(Interface dataset entries)
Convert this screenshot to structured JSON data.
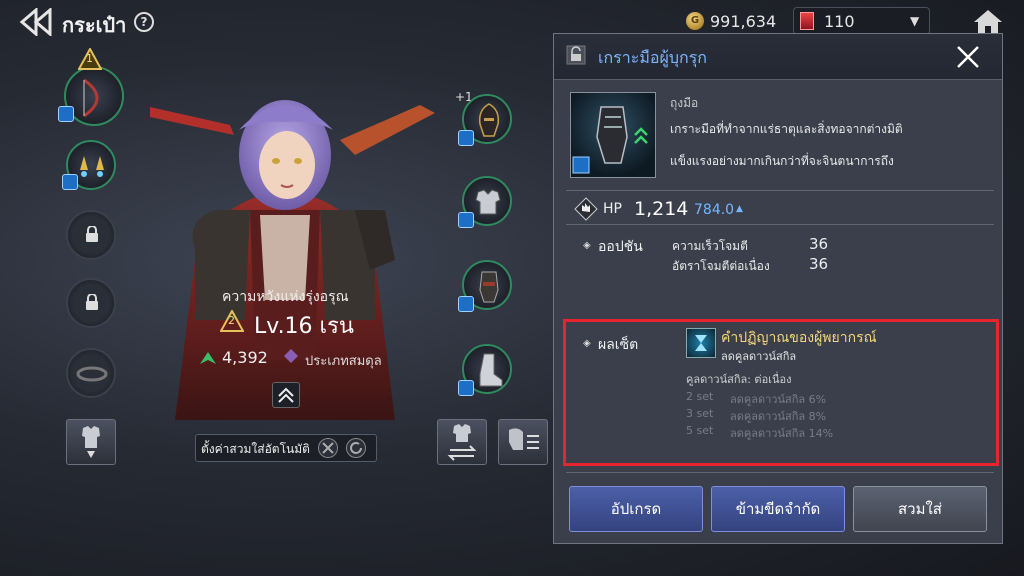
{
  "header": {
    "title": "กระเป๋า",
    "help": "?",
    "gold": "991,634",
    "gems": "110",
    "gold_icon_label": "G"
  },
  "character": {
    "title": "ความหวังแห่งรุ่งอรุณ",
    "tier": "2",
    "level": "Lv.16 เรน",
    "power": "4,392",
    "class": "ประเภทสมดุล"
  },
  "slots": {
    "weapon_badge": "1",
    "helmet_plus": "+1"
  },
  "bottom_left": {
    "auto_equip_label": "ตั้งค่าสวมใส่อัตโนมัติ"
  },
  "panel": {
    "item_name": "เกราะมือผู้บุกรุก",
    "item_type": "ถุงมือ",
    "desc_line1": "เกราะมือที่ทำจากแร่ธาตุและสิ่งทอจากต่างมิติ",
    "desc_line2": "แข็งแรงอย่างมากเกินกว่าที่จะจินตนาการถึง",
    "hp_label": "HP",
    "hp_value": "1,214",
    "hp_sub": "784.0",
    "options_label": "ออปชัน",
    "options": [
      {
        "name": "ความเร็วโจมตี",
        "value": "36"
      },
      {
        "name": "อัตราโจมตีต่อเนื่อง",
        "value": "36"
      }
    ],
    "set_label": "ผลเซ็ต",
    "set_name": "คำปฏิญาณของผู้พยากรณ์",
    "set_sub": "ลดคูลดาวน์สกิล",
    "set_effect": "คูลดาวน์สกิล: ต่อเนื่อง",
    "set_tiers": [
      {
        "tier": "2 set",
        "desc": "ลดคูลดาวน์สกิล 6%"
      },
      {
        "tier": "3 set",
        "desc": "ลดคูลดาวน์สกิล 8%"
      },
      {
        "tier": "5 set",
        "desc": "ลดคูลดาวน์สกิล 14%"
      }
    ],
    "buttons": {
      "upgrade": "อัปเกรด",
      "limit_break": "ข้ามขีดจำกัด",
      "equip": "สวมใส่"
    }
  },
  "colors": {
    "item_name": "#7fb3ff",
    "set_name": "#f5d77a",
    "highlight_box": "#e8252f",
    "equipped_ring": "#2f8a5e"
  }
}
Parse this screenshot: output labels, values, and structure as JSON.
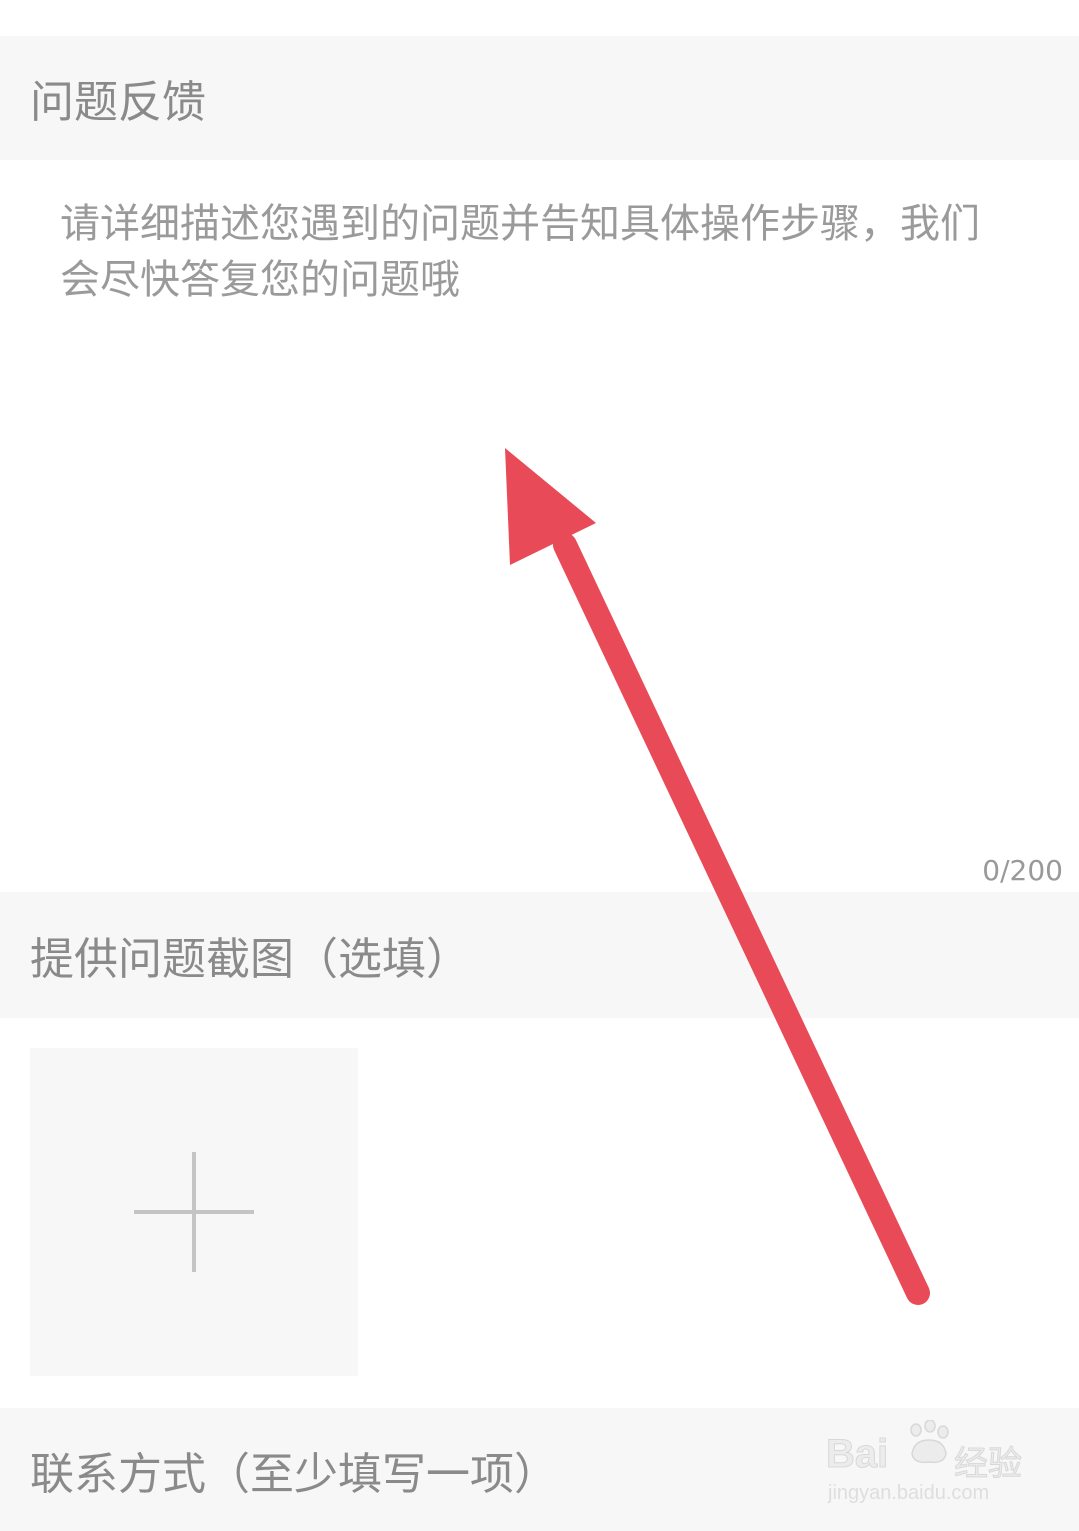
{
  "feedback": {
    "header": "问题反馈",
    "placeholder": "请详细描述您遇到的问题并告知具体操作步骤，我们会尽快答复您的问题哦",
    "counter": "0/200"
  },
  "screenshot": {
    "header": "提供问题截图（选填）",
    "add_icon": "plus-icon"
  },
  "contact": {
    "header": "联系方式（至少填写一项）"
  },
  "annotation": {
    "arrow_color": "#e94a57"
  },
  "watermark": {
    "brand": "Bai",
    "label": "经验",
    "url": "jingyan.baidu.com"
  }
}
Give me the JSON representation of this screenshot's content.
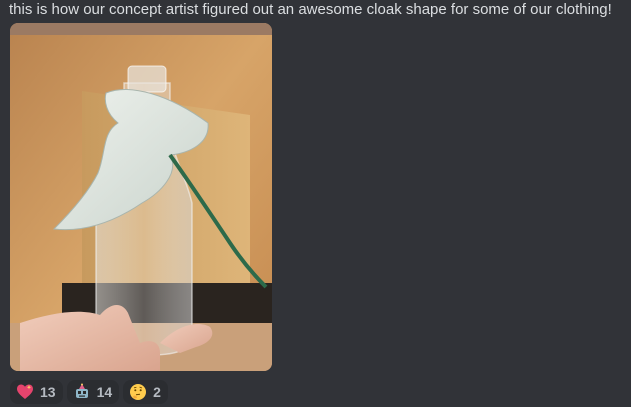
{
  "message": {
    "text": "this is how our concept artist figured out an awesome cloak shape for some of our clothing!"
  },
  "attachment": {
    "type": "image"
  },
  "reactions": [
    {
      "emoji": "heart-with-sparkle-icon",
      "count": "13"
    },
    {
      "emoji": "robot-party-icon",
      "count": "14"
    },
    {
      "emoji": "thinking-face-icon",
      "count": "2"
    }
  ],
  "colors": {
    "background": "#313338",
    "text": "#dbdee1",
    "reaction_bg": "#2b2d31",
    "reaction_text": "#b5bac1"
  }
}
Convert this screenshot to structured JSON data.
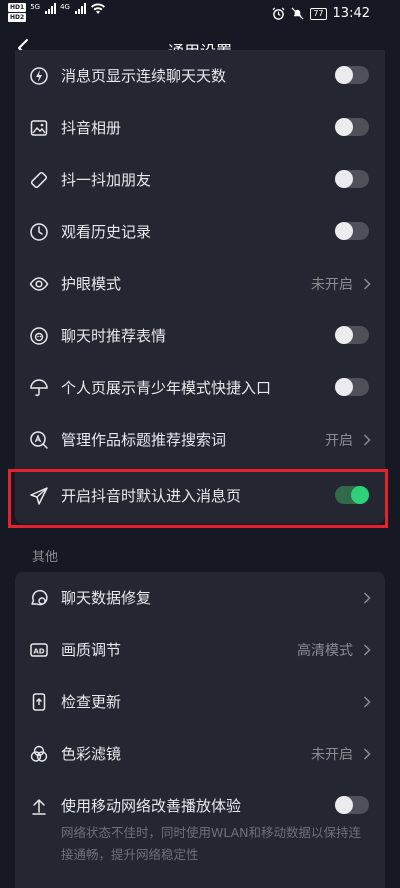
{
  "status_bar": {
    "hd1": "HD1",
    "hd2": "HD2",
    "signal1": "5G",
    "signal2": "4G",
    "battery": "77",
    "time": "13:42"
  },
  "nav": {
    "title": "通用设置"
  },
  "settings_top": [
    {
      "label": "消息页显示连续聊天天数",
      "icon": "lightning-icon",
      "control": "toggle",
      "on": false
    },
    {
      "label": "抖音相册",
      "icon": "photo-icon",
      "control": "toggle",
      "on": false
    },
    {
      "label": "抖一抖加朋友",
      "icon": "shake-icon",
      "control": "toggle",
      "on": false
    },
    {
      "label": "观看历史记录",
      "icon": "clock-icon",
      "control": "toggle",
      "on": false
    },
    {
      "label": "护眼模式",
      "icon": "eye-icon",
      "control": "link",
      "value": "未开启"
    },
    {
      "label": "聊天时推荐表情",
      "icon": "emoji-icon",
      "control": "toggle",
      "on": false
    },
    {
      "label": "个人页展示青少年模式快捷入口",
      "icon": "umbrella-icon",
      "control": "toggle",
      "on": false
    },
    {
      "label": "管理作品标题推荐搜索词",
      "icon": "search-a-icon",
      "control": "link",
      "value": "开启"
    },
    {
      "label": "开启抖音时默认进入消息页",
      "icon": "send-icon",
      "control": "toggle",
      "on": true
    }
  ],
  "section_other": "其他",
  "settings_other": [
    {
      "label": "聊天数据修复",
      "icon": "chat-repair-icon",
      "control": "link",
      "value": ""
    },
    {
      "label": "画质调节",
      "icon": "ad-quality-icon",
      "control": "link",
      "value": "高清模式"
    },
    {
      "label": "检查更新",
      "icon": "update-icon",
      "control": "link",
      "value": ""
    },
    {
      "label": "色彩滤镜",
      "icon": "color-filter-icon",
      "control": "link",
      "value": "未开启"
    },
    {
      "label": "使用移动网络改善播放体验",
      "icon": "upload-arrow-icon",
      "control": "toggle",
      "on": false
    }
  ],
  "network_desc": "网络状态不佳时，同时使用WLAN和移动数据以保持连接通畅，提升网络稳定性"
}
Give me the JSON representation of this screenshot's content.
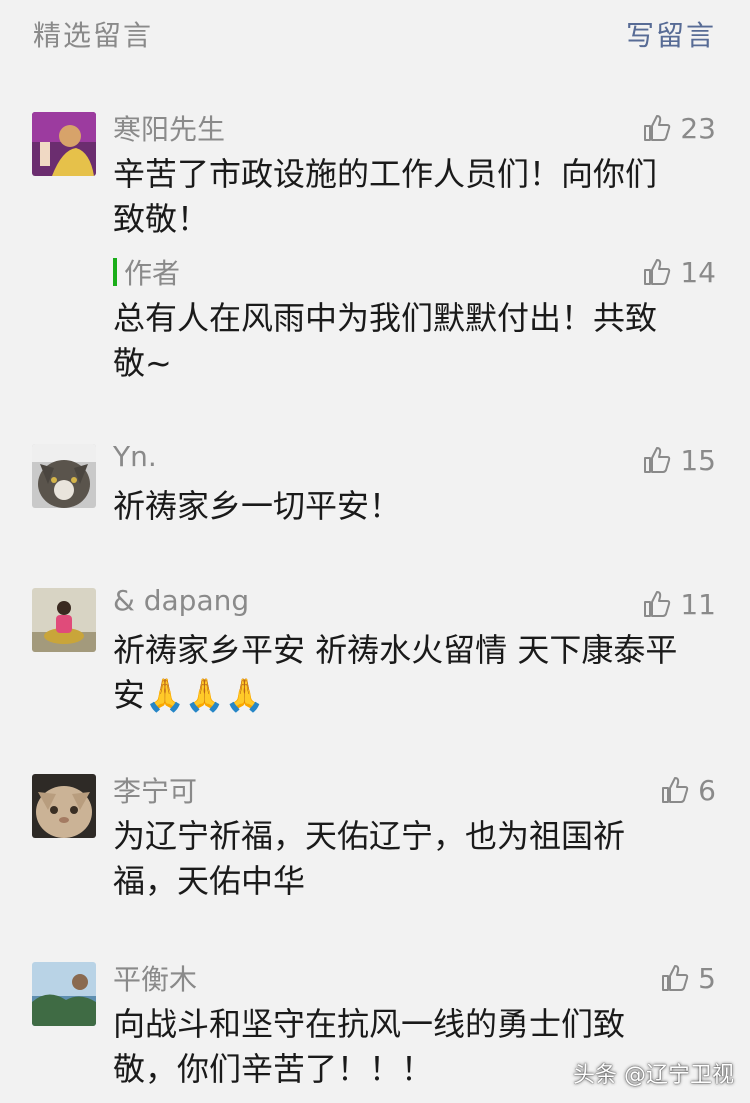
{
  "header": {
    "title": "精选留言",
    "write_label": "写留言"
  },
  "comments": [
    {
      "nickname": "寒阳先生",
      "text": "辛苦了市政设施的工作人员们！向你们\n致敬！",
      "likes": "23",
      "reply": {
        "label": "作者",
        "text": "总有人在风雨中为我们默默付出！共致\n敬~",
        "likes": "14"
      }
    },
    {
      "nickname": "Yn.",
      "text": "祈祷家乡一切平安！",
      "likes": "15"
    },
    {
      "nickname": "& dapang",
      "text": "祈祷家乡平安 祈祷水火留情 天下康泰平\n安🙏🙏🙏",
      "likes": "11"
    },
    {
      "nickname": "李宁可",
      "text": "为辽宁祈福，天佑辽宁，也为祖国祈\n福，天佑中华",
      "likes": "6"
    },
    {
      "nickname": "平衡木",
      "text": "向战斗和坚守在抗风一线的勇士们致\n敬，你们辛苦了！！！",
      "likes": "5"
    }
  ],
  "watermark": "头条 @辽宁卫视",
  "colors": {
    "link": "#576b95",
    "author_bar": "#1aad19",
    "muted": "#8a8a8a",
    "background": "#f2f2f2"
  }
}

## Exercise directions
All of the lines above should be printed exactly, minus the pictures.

## Worked solution
Convert this screenshot to structured JSON data.
{
  "header": {
    "title": "กระเป๋า",
    "help": "?",
    "gold": "991,634",
    "gems": "110",
    "gold_icon_label": "G"
  },
  "character": {
    "title": "ความหวังแห่งรุ่งอรุณ",
    "tier": "2",
    "level": "Lv.16 เรน",
    "power": "4,392",
    "class": "ประเภทสมดุล"
  },
  "slots": {
    "weapon_badge": "1",
    "helmet_plus": "+1"
  },
  "bottom_left": {
    "auto_equip_label": "ตั้งค่าสวมใส่อัตโนมัติ"
  },
  "panel": {
    "item_name": "เกราะมือผู้บุกรุก",
    "item_type": "ถุงมือ",
    "desc_line1": "เกราะมือที่ทำจากแร่ธาตุและสิ่งทอจากต่างมิติ",
    "desc_line2": "แข็งแรงอย่างมากเกินกว่าที่จะจินตนาการถึง",
    "hp_label": "HP",
    "hp_value": "1,214",
    "hp_sub": "784.0",
    "options_label": "ออปชัน",
    "options": [
      {
        "name": "ความเร็วโจมตี",
        "value": "36"
      },
      {
        "name": "อัตราโจมตีต่อเนื่อง",
        "value": "36"
      }
    ],
    "set_label": "ผลเซ็ต",
    "set_name": "คำปฏิญาณของผู้พยากรณ์",
    "set_sub": "ลดคูลดาวน์สกิล",
    "set_effect": "คูลดาวน์สกิล: ต่อเนื่อง",
    "set_tiers": [
      {
        "tier": "2 set",
        "desc": "ลดคูลดาวน์สกิล 6%"
      },
      {
        "tier": "3 set",
        "desc": "ลดคูลดาวน์สกิล 8%"
      },
      {
        "tier": "5 set",
        "desc": "ลดคูลดาวน์สกิล 14%"
      }
    ],
    "buttons": {
      "upgrade": "อัปเกรด",
      "limit_break": "ข้ามขีดจำกัด",
      "equip": "สวมใส่"
    }
  },
  "colors": {
    "item_name": "#7fb3ff",
    "set_name": "#f5d77a",
    "highlight_box": "#e8252f",
    "equipped_ring": "#2f8a5e"
  }
}
Parse this screenshot: output labels, values, and structure as JSON.
{
  "feedback": {
    "header": "问题反馈",
    "placeholder": "请详细描述您遇到的问题并告知具体操作步骤，我们会尽快答复您的问题哦",
    "counter": "0/200"
  },
  "screenshot": {
    "header": "提供问题截图（选填）",
    "add_icon": "plus-icon"
  },
  "contact": {
    "header": "联系方式（至少填写一项）"
  },
  "annotation": {
    "arrow_color": "#e94a57"
  },
  "watermark": {
    "brand": "Bai",
    "label": "经验",
    "url": "jingyan.baidu.com"
  }
}
Give me the JSON representation of this screenshot's content.
{
  "message": {
    "text": "this is how our concept artist figured out an awesome cloak shape for some of our clothing!"
  },
  "attachment": {
    "type": "image"
  },
  "reactions": [
    {
      "emoji": "heart-with-sparkle-icon",
      "count": "13"
    },
    {
      "emoji": "robot-party-icon",
      "count": "14"
    },
    {
      "emoji": "thinking-face-icon",
      "count": "2"
    }
  ],
  "colors": {
    "background": "#313338",
    "text": "#dbdee1",
    "reaction_bg": "#2b2d31",
    "reaction_text": "#b5bac1"
  }
}
Convert this screenshot to structured JSON data.
{
  "status_bar": {
    "hd1": "HD1",
    "hd2": "HD2",
    "signal1": "5G",
    "signal2": "4G",
    "battery": "77",
    "time": "13:42"
  },
  "nav": {
    "title": "通用设置"
  },
  "settings_top": [
    {
      "label": "消息页显示连续聊天天数",
      "icon": "lightning-icon",
      "control": "toggle",
      "on": false
    },
    {
      "label": "抖音相册",
      "icon": "photo-icon",
      "control": "toggle",
      "on": false
    },
    {
      "label": "抖一抖加朋友",
      "icon": "shake-icon",
      "control": "toggle",
      "on": false
    },
    {
      "label": "观看历史记录",
      "icon": "clock-icon",
      "control": "toggle",
      "on": false
    },
    {
      "label": "护眼模式",
      "icon": "eye-icon",
      "control": "link",
      "value": "未开启"
    },
    {
      "label": "聊天时推荐表情",
      "icon": "emoji-icon",
      "control": "toggle",
      "on": false
    },
    {
      "label": "个人页展示青少年模式快捷入口",
      "icon": "umbrella-icon",
      "control": "toggle",
      "on": false
    },
    {
      "label": "管理作品标题推荐搜索词",
      "icon": "search-a-icon",
      "control": "link",
      "value": "开启"
    },
    {
      "label": "开启抖音时默认进入消息页",
      "icon": "send-icon",
      "control": "toggle",
      "on": true
    }
  ],
  "section_other": "其他",
  "settings_other": [
    {
      "label": "聊天数据修复",
      "icon": "chat-repair-icon",
      "control": "link",
      "value": ""
    },
    {
      "label": "画质调节",
      "icon": "ad-quality-icon",
      "control": "link",
      "value": "高清模式"
    },
    {
      "label": "检查更新",
      "icon": "update-icon",
      "control": "link",
      "value": ""
    },
    {
      "label": "色彩滤镜",
      "icon": "color-filter-icon",
      "control": "link",
      "value": "未开启"
    },
    {
      "label": "使用移动网络改善播放体验",
      "icon": "upload-arrow-icon",
      "control": "toggle",
      "on": false
    }
  ],
  "network_desc": "网络状态不佳时，同时使用WLAN和移动数据以保持连接通畅，提升网络稳定性"
}
Give me the JSON representation of this screenshot's content.
{
  "header": {
    "title": "精选留言",
    "write_label": "写留言"
  },
  "comments": [
    {
      "nickname": "寒阳先生",
      "text": "辛苦了市政设施的工作人员们！向你们\n致敬！",
      "likes": "23",
      "reply": {
        "label": "作者",
        "text": "总有人在风雨中为我们默默付出！共致\n敬~",
        "likes": "14"
      }
    },
    {
      "nickname": "Yn.",
      "text": "祈祷家乡一切平安！",
      "likes": "15"
    },
    {
      "nickname": "& dapang",
      "text": "祈祷家乡平安 祈祷水火留情 天下康泰平\n安🙏🙏🙏",
      "likes": "11"
    },
    {
      "nickname": "李宁可",
      "text": "为辽宁祈福，天佑辽宁，也为祖国祈\n福，天佑中华",
      "likes": "6"
    },
    {
      "nickname": "平衡木",
      "text": "向战斗和坚守在抗风一线的勇士们致\n敬，你们辛苦了！！！",
      "likes": "5"
    }
  ],
  "watermark": "头条 @辽宁卫视",
  "colors": {
    "link": "#576b95",
    "author_bar": "#1aad19",
    "muted": "#8a8a8a",
    "background": "#f2f2f2"
  }
}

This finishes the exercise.